[Element data from apps and pages]

---

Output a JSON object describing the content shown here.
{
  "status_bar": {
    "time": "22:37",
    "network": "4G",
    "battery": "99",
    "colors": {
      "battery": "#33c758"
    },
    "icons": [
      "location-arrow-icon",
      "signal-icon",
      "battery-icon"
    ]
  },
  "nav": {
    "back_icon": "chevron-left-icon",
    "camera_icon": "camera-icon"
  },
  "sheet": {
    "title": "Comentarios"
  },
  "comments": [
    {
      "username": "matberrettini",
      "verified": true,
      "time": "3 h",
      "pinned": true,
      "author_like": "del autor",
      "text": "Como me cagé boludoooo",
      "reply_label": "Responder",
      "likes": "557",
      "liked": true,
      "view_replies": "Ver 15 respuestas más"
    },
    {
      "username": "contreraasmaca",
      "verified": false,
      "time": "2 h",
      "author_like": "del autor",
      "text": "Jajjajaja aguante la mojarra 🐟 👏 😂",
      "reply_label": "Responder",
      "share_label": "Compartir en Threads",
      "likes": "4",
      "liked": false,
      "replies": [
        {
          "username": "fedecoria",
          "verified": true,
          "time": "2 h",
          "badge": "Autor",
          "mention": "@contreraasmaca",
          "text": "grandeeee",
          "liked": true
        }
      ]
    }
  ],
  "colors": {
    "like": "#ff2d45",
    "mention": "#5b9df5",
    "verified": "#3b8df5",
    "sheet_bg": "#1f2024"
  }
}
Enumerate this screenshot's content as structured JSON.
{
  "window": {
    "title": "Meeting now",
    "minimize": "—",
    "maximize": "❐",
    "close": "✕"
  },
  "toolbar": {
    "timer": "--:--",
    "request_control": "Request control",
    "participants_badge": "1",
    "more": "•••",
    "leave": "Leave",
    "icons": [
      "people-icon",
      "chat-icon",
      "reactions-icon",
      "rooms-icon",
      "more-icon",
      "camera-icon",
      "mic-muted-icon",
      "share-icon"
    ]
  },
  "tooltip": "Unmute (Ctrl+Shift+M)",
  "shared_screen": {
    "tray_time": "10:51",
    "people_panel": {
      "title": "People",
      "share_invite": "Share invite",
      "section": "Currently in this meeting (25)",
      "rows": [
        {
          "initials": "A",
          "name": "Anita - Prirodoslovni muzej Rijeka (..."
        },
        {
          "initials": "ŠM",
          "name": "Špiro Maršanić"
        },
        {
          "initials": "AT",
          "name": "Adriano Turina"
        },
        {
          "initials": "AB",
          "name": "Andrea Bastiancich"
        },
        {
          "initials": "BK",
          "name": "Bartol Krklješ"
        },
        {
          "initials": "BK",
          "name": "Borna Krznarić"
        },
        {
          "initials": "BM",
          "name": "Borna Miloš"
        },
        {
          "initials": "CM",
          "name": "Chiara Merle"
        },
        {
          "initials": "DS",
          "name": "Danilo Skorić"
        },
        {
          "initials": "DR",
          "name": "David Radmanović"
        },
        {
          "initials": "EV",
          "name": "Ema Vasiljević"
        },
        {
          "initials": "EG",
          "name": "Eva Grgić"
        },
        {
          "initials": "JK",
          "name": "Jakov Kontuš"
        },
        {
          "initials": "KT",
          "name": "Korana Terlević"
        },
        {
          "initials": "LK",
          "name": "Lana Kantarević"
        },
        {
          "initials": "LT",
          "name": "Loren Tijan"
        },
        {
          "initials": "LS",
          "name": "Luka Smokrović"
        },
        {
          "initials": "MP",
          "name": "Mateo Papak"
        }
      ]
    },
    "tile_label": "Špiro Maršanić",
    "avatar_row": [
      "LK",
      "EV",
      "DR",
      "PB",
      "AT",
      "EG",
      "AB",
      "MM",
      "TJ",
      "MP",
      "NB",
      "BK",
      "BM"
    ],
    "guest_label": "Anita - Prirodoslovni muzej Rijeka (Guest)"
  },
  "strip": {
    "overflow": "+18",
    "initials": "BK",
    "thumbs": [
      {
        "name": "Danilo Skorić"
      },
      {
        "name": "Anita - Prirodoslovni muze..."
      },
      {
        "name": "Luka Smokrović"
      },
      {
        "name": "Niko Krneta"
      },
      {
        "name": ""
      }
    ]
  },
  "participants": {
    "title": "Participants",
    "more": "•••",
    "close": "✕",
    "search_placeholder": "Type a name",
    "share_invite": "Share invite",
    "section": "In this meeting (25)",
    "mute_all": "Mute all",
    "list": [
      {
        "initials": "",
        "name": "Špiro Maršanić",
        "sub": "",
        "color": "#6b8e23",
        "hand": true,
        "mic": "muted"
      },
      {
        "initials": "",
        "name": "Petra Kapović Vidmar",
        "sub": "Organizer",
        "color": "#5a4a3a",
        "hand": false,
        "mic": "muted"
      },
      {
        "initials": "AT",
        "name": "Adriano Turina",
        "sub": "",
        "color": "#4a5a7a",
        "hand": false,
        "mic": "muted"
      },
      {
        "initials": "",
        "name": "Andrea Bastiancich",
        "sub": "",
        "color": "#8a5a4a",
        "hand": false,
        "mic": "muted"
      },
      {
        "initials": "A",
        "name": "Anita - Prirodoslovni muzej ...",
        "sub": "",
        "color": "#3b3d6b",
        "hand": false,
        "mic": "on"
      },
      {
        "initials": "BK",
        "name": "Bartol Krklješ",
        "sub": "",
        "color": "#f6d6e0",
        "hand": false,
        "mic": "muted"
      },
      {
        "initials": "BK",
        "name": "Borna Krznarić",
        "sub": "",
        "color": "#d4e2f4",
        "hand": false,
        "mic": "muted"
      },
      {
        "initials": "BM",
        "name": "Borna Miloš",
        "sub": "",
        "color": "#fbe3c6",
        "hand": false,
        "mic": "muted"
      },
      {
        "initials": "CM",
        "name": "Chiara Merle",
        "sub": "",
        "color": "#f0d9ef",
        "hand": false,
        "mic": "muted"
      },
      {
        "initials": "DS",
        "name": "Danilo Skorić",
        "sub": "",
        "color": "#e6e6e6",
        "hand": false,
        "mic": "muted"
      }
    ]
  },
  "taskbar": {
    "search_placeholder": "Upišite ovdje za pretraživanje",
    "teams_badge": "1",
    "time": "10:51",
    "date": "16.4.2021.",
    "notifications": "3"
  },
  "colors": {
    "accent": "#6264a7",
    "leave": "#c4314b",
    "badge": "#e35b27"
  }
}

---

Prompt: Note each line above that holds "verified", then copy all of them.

Response box:
      "verified": true,
      "verified": false,
          "verified": true,
    "verified": "#3b8df5",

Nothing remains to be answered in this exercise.